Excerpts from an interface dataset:
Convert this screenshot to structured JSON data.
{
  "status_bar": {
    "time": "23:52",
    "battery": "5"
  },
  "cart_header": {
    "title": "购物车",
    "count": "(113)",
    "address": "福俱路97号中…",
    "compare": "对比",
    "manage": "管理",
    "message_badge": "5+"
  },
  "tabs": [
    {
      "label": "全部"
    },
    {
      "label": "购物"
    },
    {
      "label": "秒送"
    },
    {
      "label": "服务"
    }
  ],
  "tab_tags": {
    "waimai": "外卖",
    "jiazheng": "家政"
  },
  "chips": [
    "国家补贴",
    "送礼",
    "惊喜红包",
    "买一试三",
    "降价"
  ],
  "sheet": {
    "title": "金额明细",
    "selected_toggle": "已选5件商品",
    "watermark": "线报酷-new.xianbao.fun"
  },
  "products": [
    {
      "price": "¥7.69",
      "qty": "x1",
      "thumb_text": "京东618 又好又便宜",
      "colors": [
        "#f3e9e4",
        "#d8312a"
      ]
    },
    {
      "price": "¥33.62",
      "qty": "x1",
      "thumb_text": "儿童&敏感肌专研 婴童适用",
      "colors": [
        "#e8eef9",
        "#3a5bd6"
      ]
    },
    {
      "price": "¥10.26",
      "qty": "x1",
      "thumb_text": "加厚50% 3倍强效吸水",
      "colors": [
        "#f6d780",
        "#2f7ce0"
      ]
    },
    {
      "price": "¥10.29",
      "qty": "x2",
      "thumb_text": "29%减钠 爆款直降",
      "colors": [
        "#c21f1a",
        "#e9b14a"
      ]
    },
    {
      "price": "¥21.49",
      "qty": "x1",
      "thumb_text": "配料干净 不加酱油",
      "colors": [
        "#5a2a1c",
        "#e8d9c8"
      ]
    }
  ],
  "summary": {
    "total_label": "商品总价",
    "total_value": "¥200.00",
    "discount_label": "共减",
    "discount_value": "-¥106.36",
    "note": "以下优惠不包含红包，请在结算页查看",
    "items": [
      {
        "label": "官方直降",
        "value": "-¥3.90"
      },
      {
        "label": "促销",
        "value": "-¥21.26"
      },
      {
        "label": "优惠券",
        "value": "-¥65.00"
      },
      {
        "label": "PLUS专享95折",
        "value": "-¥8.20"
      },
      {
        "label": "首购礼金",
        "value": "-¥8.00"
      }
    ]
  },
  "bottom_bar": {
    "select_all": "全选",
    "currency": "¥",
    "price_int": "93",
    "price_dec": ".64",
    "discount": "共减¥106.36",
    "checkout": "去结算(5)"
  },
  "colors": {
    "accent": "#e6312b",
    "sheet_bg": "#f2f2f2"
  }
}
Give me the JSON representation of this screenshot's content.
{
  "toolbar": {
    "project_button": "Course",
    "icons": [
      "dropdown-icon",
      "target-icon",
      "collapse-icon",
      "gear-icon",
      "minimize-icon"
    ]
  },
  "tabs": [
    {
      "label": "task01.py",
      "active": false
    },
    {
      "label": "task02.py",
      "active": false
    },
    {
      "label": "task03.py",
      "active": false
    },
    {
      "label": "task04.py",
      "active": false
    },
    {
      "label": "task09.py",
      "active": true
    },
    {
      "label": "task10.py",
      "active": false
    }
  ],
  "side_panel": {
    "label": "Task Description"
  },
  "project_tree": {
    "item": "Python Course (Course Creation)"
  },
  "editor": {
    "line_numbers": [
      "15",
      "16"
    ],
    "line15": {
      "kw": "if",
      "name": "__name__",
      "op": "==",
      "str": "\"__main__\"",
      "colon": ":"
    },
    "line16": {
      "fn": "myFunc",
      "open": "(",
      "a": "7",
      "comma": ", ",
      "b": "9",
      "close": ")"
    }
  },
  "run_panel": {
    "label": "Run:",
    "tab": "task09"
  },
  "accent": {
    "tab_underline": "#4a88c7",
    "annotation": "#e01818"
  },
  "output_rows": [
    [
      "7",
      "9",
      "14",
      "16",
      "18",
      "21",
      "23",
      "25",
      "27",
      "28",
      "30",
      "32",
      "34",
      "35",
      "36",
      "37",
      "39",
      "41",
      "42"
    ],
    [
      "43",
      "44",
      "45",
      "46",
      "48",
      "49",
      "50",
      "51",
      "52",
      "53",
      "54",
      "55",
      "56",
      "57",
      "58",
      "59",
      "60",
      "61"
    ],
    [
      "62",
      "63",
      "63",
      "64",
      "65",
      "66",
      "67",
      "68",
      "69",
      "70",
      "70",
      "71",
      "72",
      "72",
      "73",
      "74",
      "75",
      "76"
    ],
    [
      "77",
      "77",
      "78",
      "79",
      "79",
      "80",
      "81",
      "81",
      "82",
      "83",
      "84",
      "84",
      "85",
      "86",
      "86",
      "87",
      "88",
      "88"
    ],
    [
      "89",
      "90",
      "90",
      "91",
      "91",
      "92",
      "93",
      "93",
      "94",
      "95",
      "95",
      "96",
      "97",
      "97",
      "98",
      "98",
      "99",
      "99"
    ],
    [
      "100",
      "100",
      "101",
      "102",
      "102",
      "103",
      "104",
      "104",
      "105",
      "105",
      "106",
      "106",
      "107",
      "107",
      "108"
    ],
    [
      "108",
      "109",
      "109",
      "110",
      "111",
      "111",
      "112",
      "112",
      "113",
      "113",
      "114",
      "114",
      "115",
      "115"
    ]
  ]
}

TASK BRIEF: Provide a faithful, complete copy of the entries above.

WRITTEN RESPONSE:
Convert this screenshot to structured JSON data.
{
  "status_bar": {
    "time": "23:52",
    "battery": "5"
  },
  "cart_header": {
    "title": "购物车",
    "count": "(113)",
    "address": "福俱路97号中…",
    "compare": "对比",
    "manage": "管理",
    "message_badge": "5+"
  },
  "tabs": [
    {
      "label": "全部"
    },
    {
      "label": "购物"
    },
    {
      "label": "秒送"
    },
    {
      "label": "服务"
    }
  ],
  "tab_tags": {
    "waimai": "外卖",
    "jiazheng": "家政"
  },
  "chips": [
    "国家补贴",
    "送礼",
    "惊喜红包",
    "买一试三",
    "降价"
  ],
  "sheet": {
    "title": "金额明细",
    "selected_toggle": "已选5件商品",
    "watermark": "线报酷-new.xianbao.fun"
  },
  "products": [
    {
      "price": "¥7.69",
      "qty": "x1",
      "thumb_text": "京东618 又好又便宜",
      "colors": [
        "#f3e9e4",
        "#d8312a"
      ]
    },
    {
      "price": "¥33.62",
      "qty": "x1",
      "thumb_text": "儿童&敏感肌专研 婴童适用",
      "colors": [
        "#e8eef9",
        "#3a5bd6"
      ]
    },
    {
      "price": "¥10.26",
      "qty": "x1",
      "thumb_text": "加厚50% 3倍强效吸水",
      "colors": [
        "#f6d780",
        "#2f7ce0"
      ]
    },
    {
      "price": "¥10.29",
      "qty": "x2",
      "thumb_text": "29%减钠 爆款直降",
      "colors": [
        "#c21f1a",
        "#e9b14a"
      ]
    },
    {
      "price": "¥21.49",
      "qty": "x1",
      "thumb_text": "配料干净 不加酱油",
      "colors": [
        "#5a2a1c",
        "#e8d9c8"
      ]
    }
  ],
  "summary": {
    "total_label": "商品总价",
    "total_value": "¥200.00",
    "discount_label": "共减",
    "discount_value": "-¥106.36",
    "note": "以下优惠不包含红包，请在结算页查看",
    "items": [
      {
        "label": "官方直降",
        "value": "-¥3.90"
      },
      {
        "label": "促销",
        "value": "-¥21.26"
      },
      {
        "label": "优惠券",
        "value": "-¥65.00"
      },
      {
        "label": "PLUS专享95折",
        "value": "-¥8.20"
      },
      {
        "label": "首购礼金",
        "value": "-¥8.00"
      }
    ]
  },
  "bottom_bar": {
    "select_all": "全选",
    "currency": "¥",
    "price_int": "93",
    "price_dec": ".64",
    "discount": "共减¥106.36",
    "checkout": "去结算(5)"
  },
  "colors": {
    "accent": "#e6312b",
    "sheet_bg": "#f2f2f2"
  }
}
Give me the JSON representation of this screenshot's content.
{
  "toolbar": {
    "project_button": "Course",
    "icons": [
      "dropdown-icon",
      "target-icon",
      "collapse-icon",
      "gear-icon",
      "minimize-icon"
    ]
  },
  "tabs": [
    {
      "label": "task01.py",
      "active": false
    },
    {
      "label": "task02.py",
      "active": false
    },
    {
      "label": "task03.py",
      "active": false
    },
    {
      "label": "task04.py",
      "active": false
    },
    {
      "label": "task09.py",
      "active": true
    },
    {
      "label": "task10.py",
      "active": false
    }
  ],
  "side_panel": {
    "label": "Task Description"
  },
  "project_tree": {
    "item": "Python Course (Course Creation)"
  },
  "editor": {
    "line_numbers": [
      "15",
      "16"
    ],
    "line15": {
      "kw": "if",
      "name": "__name__",
      "op": "==",
      "str": "\"__main__\"",
      "colon": ":"
    },
    "line16": {
      "fn": "myFunc",
      "open": "(",
      "a": "7",
      "comma": ", ",
      "b": "9",
      "close": ")"
    }
  },
  "run_panel": {
    "label": "Run:",
    "tab": "task09"
  },
  "accent": {
    "tab_underline": "#4a88c7",
    "annotation": "#e01818"
  },
  "output_rows": [
    [
      "7",
      "9",
      "14",
      "16",
      "18",
      "21",
      "23",
      "25",
      "27",
      "28",
      "30",
      "32",
      "34",
      "35",
      "36",
      "37",
      "39",
      "41",
      "42"
    ],
    [
      "43",
      "44",
      "45",
      "46",
      "48",
      "49",
      "50",
      "51",
      "52",
      "53",
      "54",
      "55",
      "56",
      "57",
      "58",
      "59",
      "60",
      "61"
    ],
    [
      "62",
      "63",
      "63",
      "64",
      "65",
      "66",
      "67",
      "68",
      "69",
      "70",
      "70",
      "71",
      "72",
      "72",
      "73",
      "74",
      "75",
      "76"
    ],
    [
      "77",
      "77",
      "78",
      "79",
      "79",
      "80",
      "81",
      "81",
      "82",
      "83",
      "84",
      "84",
      "85",
      "86",
      "86",
      "87",
      "88",
      "88"
    ],
    [
      "89",
      "90",
      "90",
      "91",
      "91",
      "92",
      "93",
      "93",
      "94",
      "95",
      "95",
      "96",
      "97",
      "97",
      "98",
      "98",
      "99",
      "99"
    ],
    [
      "100",
      "100",
      "101",
      "102",
      "102",
      "103",
      "104",
      "104",
      "105",
      "105",
      "106",
      "106",
      "107",
      "107",
      "108"
    ],
    [
      "108",
      "109",
      "109",
      "110",
      "111",
      "111",
      "112",
      "112",
      "113",
      "113",
      "114",
      "114",
      "115",
      "115"
    ]
  ]
}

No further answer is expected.